Since tolerances and exemptions that are established in accordance with FFDCA sections 408(e) and 408(l)(6), such as the tolerances in this final rule, do not require the issuance of a proposed rule, the requirements of the Regulatory Flexibility Act (RFA) (5 U.S.C. 601

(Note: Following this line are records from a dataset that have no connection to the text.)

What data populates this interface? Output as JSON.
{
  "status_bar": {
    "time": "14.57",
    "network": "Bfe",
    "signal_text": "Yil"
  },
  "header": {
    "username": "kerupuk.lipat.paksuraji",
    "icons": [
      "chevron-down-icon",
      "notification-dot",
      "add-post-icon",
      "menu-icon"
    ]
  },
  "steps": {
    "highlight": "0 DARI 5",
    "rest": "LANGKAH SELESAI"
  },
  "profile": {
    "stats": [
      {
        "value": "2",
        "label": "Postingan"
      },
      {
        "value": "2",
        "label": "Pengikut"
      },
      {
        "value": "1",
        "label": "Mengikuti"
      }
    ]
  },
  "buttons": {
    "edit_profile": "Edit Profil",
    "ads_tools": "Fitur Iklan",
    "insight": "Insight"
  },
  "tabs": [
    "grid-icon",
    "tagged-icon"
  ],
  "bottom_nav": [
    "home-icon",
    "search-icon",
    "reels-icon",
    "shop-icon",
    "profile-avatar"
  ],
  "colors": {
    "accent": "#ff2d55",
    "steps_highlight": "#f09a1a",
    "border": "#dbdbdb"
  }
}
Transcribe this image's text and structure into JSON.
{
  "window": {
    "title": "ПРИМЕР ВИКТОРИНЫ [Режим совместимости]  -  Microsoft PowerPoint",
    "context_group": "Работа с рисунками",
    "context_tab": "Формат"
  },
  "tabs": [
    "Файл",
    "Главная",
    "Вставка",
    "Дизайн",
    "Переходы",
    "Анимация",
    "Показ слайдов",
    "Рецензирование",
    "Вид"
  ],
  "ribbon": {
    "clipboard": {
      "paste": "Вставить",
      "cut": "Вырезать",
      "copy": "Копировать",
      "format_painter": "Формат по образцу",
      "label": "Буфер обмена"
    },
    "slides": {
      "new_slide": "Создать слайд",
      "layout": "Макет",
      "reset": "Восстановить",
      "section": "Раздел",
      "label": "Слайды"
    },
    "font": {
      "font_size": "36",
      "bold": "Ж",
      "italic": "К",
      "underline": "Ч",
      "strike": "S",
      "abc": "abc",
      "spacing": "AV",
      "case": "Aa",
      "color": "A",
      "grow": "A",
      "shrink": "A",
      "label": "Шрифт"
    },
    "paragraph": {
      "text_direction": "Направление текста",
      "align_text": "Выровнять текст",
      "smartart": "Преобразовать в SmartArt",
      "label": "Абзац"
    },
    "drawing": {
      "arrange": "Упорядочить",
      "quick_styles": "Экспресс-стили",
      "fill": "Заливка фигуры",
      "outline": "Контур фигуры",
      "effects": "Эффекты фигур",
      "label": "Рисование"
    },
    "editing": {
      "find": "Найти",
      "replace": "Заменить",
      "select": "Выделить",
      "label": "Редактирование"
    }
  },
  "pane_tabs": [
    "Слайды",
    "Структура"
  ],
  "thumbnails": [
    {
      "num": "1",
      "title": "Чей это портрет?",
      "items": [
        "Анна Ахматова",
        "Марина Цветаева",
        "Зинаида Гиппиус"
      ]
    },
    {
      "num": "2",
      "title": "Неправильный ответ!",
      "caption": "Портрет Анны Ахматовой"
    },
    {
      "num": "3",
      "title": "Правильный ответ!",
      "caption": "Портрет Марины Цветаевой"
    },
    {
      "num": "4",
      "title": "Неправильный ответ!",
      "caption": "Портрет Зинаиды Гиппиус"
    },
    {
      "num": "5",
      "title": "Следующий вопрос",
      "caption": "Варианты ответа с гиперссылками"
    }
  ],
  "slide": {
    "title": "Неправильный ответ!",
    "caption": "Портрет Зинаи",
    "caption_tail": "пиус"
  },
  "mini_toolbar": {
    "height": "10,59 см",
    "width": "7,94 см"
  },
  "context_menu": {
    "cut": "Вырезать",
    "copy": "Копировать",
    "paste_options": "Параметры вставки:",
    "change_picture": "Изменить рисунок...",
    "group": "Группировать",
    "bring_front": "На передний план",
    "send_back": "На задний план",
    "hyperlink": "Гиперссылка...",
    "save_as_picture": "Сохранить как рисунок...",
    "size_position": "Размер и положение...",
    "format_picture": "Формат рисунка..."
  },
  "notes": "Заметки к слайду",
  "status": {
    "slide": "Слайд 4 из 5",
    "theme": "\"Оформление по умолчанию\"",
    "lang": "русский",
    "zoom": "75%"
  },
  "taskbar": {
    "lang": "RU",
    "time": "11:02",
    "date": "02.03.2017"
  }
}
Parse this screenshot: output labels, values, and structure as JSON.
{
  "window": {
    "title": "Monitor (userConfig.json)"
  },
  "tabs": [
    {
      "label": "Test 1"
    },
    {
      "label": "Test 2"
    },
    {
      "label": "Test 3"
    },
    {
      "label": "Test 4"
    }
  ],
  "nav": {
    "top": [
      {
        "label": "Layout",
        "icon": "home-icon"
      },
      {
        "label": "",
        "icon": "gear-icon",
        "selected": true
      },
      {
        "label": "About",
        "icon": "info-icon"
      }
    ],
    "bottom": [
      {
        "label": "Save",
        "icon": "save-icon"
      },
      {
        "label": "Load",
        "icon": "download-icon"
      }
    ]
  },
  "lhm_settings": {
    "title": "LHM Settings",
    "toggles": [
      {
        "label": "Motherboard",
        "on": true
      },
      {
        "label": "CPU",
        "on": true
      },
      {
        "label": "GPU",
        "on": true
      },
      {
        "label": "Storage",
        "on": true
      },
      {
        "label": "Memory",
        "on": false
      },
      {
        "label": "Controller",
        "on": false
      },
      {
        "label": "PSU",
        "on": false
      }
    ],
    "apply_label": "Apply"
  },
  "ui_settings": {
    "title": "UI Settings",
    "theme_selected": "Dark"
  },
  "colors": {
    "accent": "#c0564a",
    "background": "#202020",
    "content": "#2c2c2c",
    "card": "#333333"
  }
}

This final rule directly regulates growers, food processors, food handlers, and food retailers, not States or tribes, nor does this action alter the relationships or distribution of power and responsibilities established by Congress in the preemption provisions of FFDCA section 408(n)(4). As such, the Agency has determined that this action will not have a substantial direct effect on States or tribal governments, on the relationship between the national government and the States or tribal governments, or on the distribution of power and responsibilities among the various levels of government or between the Federal Government and Indian tribes. Thus, the Agency has determined that Executive Order 13132, entitled “Federalism” (64 FR 43255, August 10, 1999) and Executive Order 13175, entitled “Consultation and Coordination with Indian Tribal Governments” (65 FR 67249, November 9, 2000) do not apply to this final rule. In addition, this final rule does not impose any enforceable duty or contain any unfunded mandate as described under Title II of the Unfunded Mandates Reform Act of 1995 (UMRA) (2 U.S.C. 1501
This action does not involve any technical standards that would require Agency consideration of voluntary consensus standards pursuant to section 12(d) of the National Technology Transfer and Advancement Act of 1995 (NTTAA) (15 U.S.C. 272 note).
Pursuant to the Congressional Review Act (5 U.S.C. 801
Environmental protection, Administrative practice and procedure, Agricultural commodities, Pesticides and pests, Reporting and recordkeeping requirements.
Therefore, 40 CFR chapter I is amended as follows:
21 U.S.C. 321(q), 346a and 371.